Hinden, Bob ( hinden@ipsilon.com)
Bradner, Scott ( sob@harvard.edu)
Deering, Steve ( deering@parc.xerox.com)
Zhang, Lixia ( lixia@parc.xerox.com)


IPng History and Process [Paper

Even the most farseeing of the developers of TCP/IP in the early 1980s could not imagine the dilemma of scale that the Internet faces today. With realistic projections of many millions of interconnected networks in the not too distant future the Internet faces the dilemma of choosing between accepting limiting the rate of growth and ultimate size of the Internet, or disrupting the network by changing to new techniques or technologies..

The IETF started an effort to select a successor to IPv4 in late 1990 when projections indicated that the Internet address space available using the 32 bit addresses of IPv4 would become an increasingly limiting resource. Several parallel efforts then started exploring ways to resolve the address limitations while at the same time providing functionality beyond that of IPv4. The IETF formed the IPng Area in late 1993 to investigate the various proposals and recommend how to proceed with a successor to IPv4.

This talk will review the history of the IP Next Generation effort and the IETF process which lead to the selection of an IPng. It will include a discussion of the issues in the Internet which lead to the realization of the need for an IPng, the history of this effort in the IETF, and the process of how the decision was made to select an IPng.

Technical Overview of IPng [Paper

A new version of the Internet's core protocol, IP, has been developed by the Internet Engineering Task Force (IETF) and is now entering the IETF Standards track. The new IP, known as IPng or IP version 6, is designed to meet the scaling requirements imposed by the explosive growth of the Internet, and to meet the demand for greater functionality at the internet layer, including strong security, automated configuration, and support for multimedia traffic. This talk will be a technical overview of IPng -- explaining how and why it differs from the current version of IP -- and a status report on the protocol specifications, implementations, and plans for deployment.
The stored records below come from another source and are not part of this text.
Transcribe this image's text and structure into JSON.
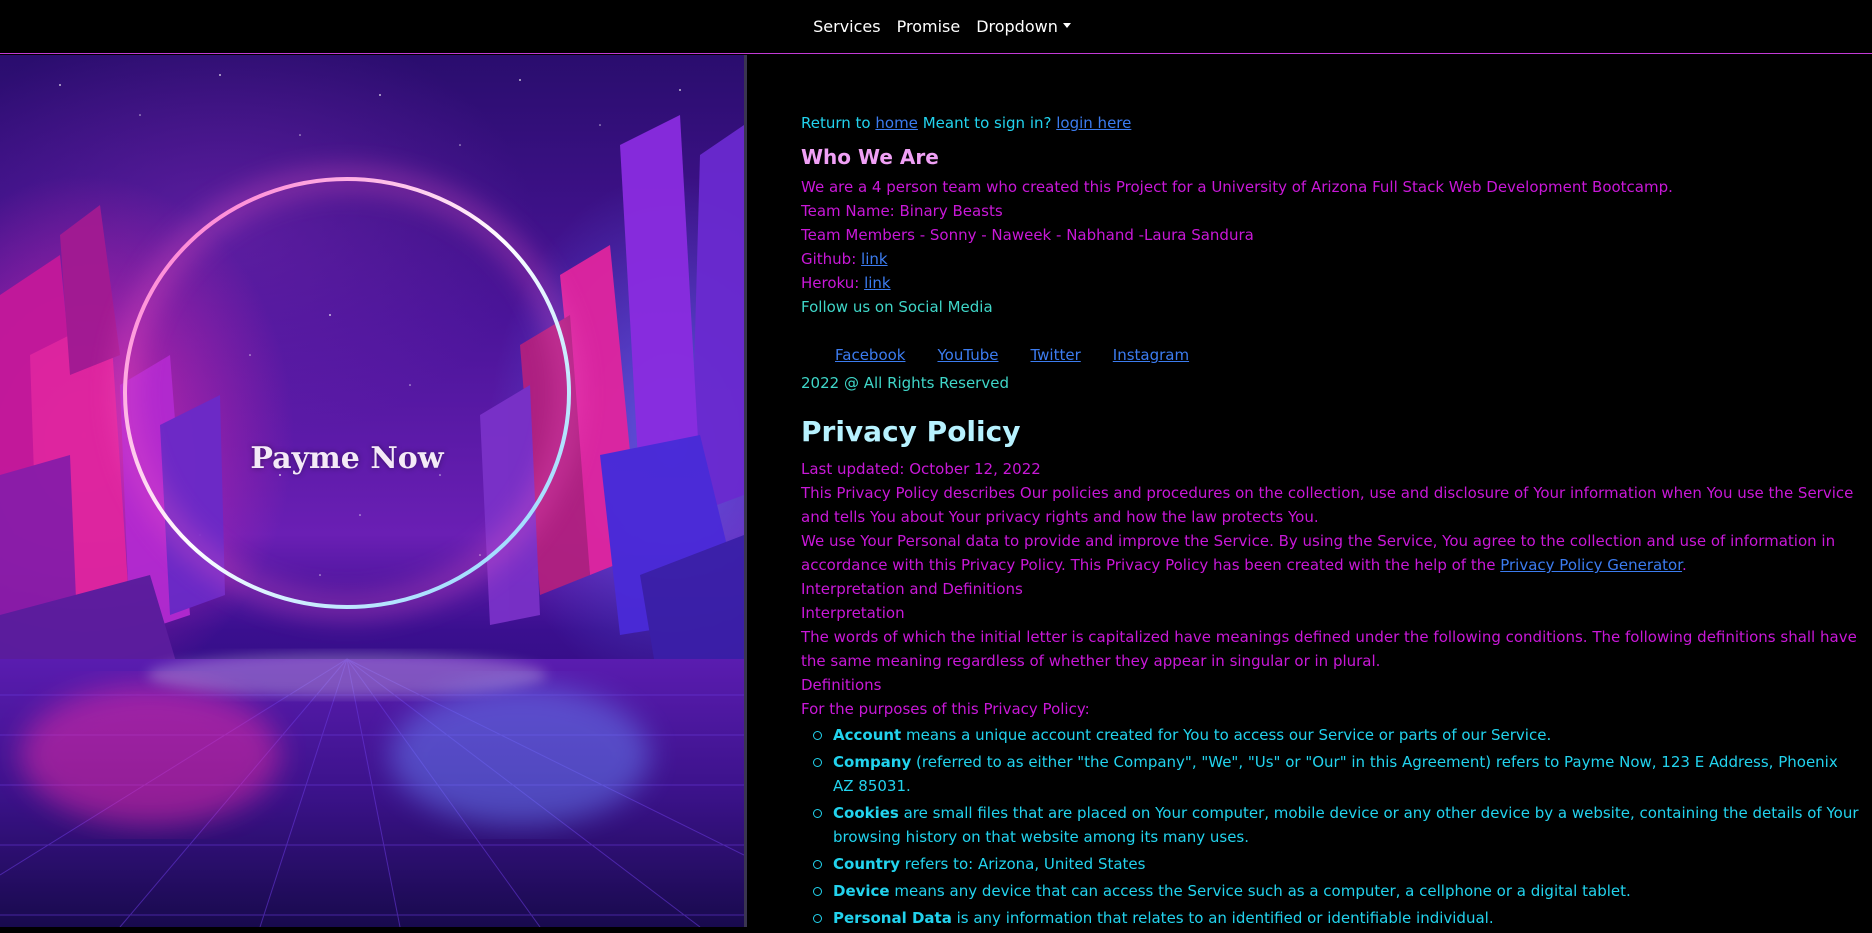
{
  "nav": {
    "items": [
      "Services",
      "Promise",
      "Dropdown"
    ]
  },
  "hero": {
    "title": "Payme Now"
  },
  "intro": {
    "return_to": "Return to",
    "home_link": "home",
    "meant_to": "Meant to sign in?",
    "login_link": "login here"
  },
  "who": {
    "title": "Who We Are",
    "description": "We are a 4 person team who created this Project for a University of Arizona Full Stack Web Development Bootcamp.",
    "team_name": "Team Name: Binary Beasts",
    "team_members": "Team Members - Sonny - Naweek - Nabhand -Laura Sandura",
    "github_label": "Github:",
    "github_link": "link",
    "heroku_label": "Heroku:",
    "heroku_link": "link",
    "follow": "Follow us on Social Media",
    "social": [
      "Facebook",
      "YouTube",
      "Twitter",
      "Instagram"
    ],
    "rights": "2022 @ All Rights Reserved"
  },
  "privacy": {
    "title": "Privacy Policy",
    "last_updated": "Last updated: October 12, 2022",
    "p1": "This Privacy Policy describes Our policies and procedures on the collection, use and disclosure of Your information when You use the Service and tells You about Your privacy rights and how the law protects You.",
    "p2_a": "We use Your Personal data to provide and improve the Service. By using the Service, You agree to the collection and use of information in accordance with this Privacy Policy. This Privacy Policy has been created with the help of the",
    "p2_link": "Privacy Policy Generator",
    "p2_b": ".",
    "interp_defs": "Interpretation and Definitions",
    "interp": "Interpretation",
    "p3": "The words of which the initial letter is capitalized have meanings defined under the following conditions. The following definitions shall have the same meaning regardless of whether they appear in singular or in plural.",
    "definitions": "Definitions",
    "purposes": "For the purposes of this Privacy Policy:",
    "items": [
      {
        "term": "Account",
        "text": " means a unique account created for You to access our Service or parts of our Service."
      },
      {
        "term": "Company",
        "text": " (referred to as either \"the Company\", \"We\", \"Us\" or \"Our\" in this Agreement) refers to Payme Now, 123 E Address, Phoenix AZ 85031."
      },
      {
        "term": "Cookies",
        "text": " are small files that are placed on Your computer, mobile device or any other device by a website, containing the details of Your browsing history on that website among its many uses."
      },
      {
        "term": "Country",
        "text": " refers to: Arizona, United States"
      },
      {
        "term": "Device",
        "text": " means any device that can access the Service such as a computer, a cellphone or a digital tablet."
      },
      {
        "term": "Personal Data",
        "text": " is any information that relates to an identified or identifiable individual."
      }
    ]
  }
}
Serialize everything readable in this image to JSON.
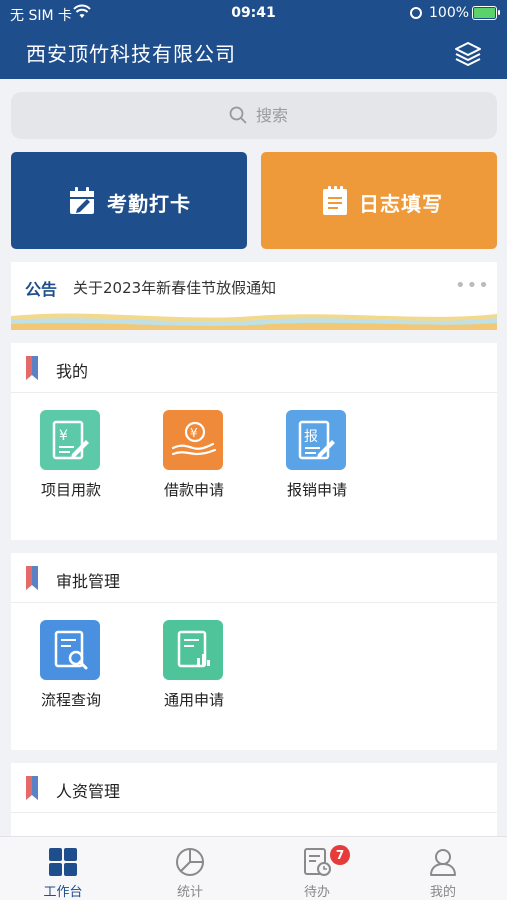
{
  "status_bar": {
    "carrier": "无 SIM 卡",
    "time": "09:41",
    "battery": "100%"
  },
  "header": {
    "title": "西安顶竹科技有限公司",
    "layers_icon": "layers-icon"
  },
  "search": {
    "placeholder": "搜索",
    "icon": "search-icon"
  },
  "quick_actions": {
    "attendance": {
      "label": "考勤打卡",
      "icon": "calendar-edit-icon",
      "color": "#1f4e8c"
    },
    "daily_log": {
      "label": "日志填写",
      "icon": "notebook-icon",
      "color": "#ef9a3a"
    }
  },
  "notice": {
    "tag": "公告",
    "text": "关于2023年新春佳节放假通知",
    "more": "•••"
  },
  "sections": {
    "mine": {
      "title": "我的",
      "items": [
        {
          "label": "项目用款",
          "icon": "project-payment-icon",
          "color": "#5ccaa8"
        },
        {
          "label": "借款申请",
          "icon": "loan-hand-icon",
          "color": "#ef8a3a"
        },
        {
          "label": "报销申请",
          "icon": "reimburse-icon",
          "color": "#5aa3e6"
        }
      ]
    },
    "approval": {
      "title": "审批管理",
      "items": [
        {
          "label": "流程查询",
          "icon": "doc-search-icon",
          "color": "#4a90e0"
        },
        {
          "label": "通用申请",
          "icon": "doc-chart-icon",
          "color": "#4fc49a"
        }
      ]
    },
    "hr": {
      "title": "人资管理"
    }
  },
  "tabbar": {
    "tabs": [
      {
        "label": "工作台",
        "icon": "grid-icon",
        "active": true
      },
      {
        "label": "统计",
        "icon": "pie-chart-icon",
        "active": false
      },
      {
        "label": "待办",
        "icon": "todo-clock-icon",
        "active": false,
        "badge": "7"
      },
      {
        "label": "我的",
        "icon": "user-icon",
        "active": false
      }
    ]
  },
  "colors": {
    "brand": "#1f4e8c",
    "accent": "#ef9a3a",
    "badge": "#e53b3b"
  }
}
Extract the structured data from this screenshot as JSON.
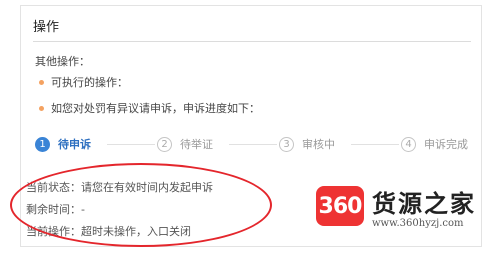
{
  "panel": {
    "title": "操作",
    "other_ops_label": "其他操作：",
    "bullets": [
      "可执行的操作：",
      "如您对处罚有异议请申诉，申诉进度如下："
    ]
  },
  "steps": [
    {
      "num": "1",
      "label": "待申诉",
      "active": true
    },
    {
      "num": "2",
      "label": "待举证",
      "active": false
    },
    {
      "num": "3",
      "label": "审核中",
      "active": false
    },
    {
      "num": "4",
      "label": "申诉完成",
      "active": false
    }
  ],
  "status": {
    "current_state": "当前状态：请您在有效时间内发起申诉",
    "remaining_time": "剩余时间：-",
    "current_action": "当前操作：超时未操作，入口关闭"
  },
  "annotation": {
    "color": "#e4262c"
  },
  "watermark": {
    "logo": "360",
    "title": "货源之家",
    "url": "www.360hyzj.com"
  },
  "colors": {
    "accent": "#3a84d6",
    "bullet": "#f4a261"
  }
}
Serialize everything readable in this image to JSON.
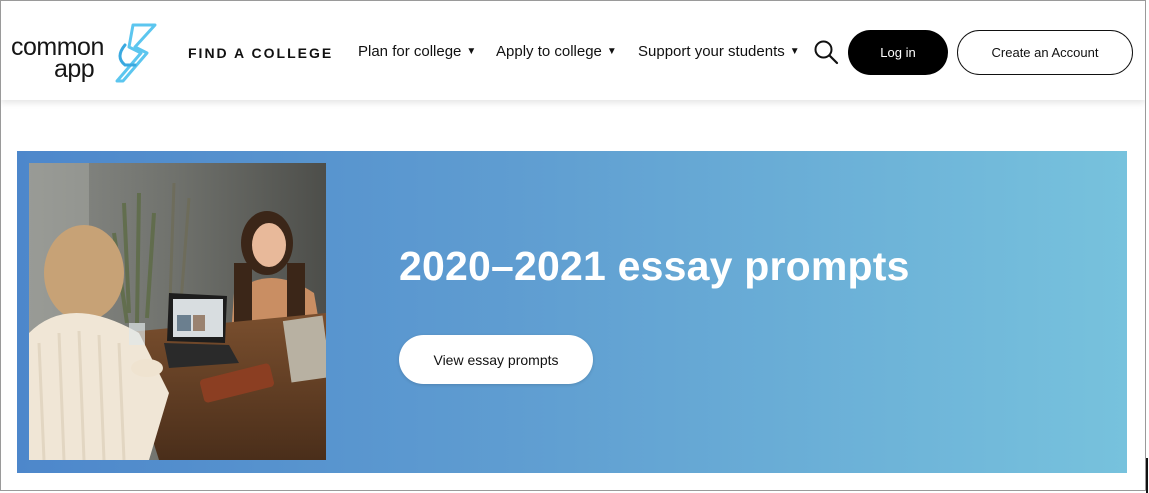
{
  "logo": {
    "line1": "common",
    "line2": "app",
    "mark_color": "#4fc3ee"
  },
  "nav": {
    "find_college": "FIND A COLLEGE",
    "menus": [
      {
        "label": "Plan for college",
        "caret": "▼"
      },
      {
        "label": "Apply to college",
        "caret": "▼"
      },
      {
        "label": "Support your students",
        "caret": "▼"
      }
    ],
    "search_icon": "search-icon",
    "login_label": "Log in",
    "create_account_label": "Create an Account"
  },
  "hero": {
    "title": "2020–2021 essay prompts",
    "button_label": "View essay prompts",
    "photo": "two-students-at-laptop-photo",
    "gradient": [
      "#4d87cb",
      "#77c2dd"
    ]
  }
}
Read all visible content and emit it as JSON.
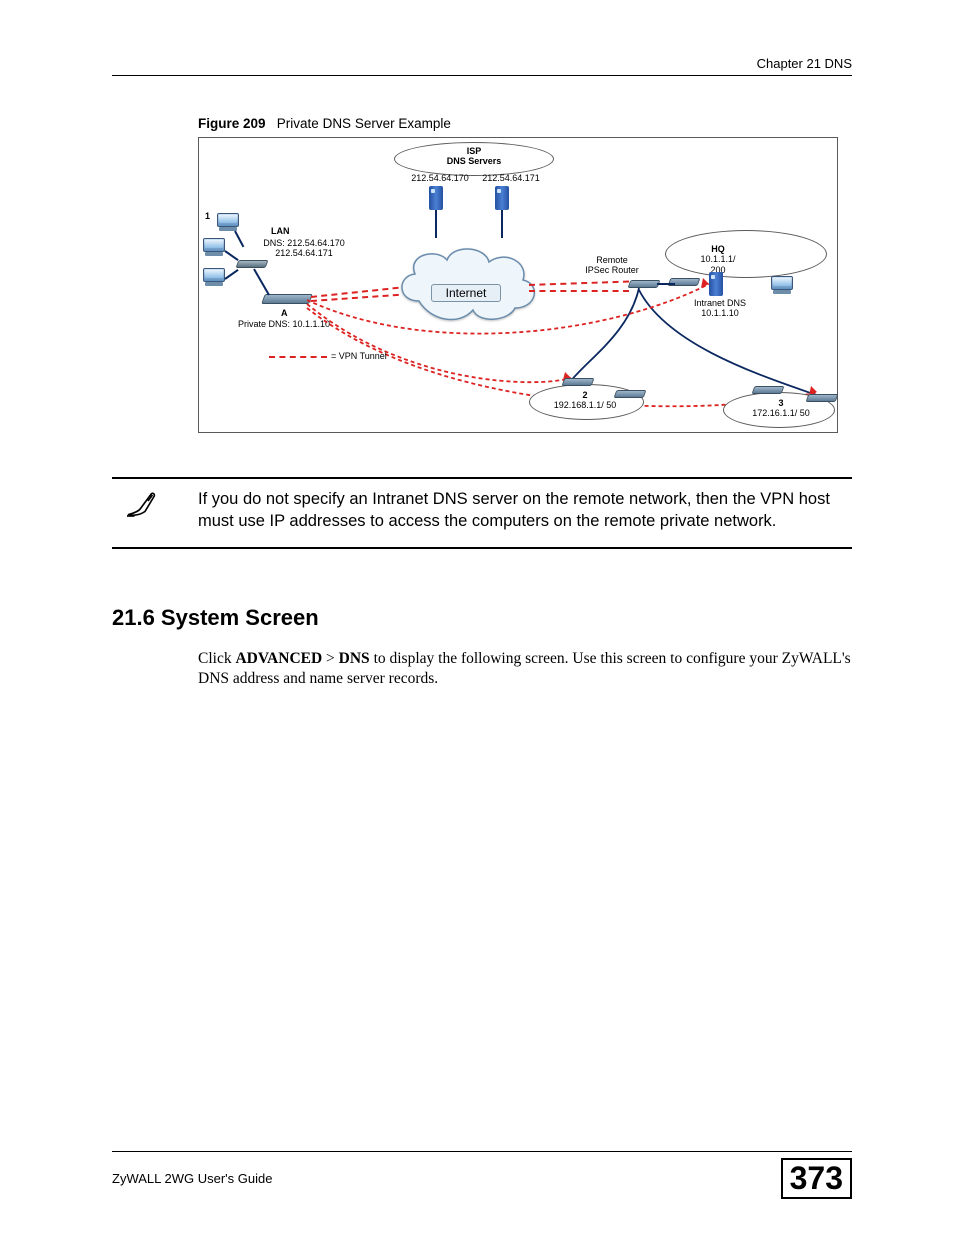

Familiarity with the current version of IP will be assumed.

Integrated Service Support for IPng

Real Time Services for IPng. This will describe the work in the internet research community to develop internet real time services including the work of the DARTnet testbed and the RSVP and Integrated Services working group in the IETF.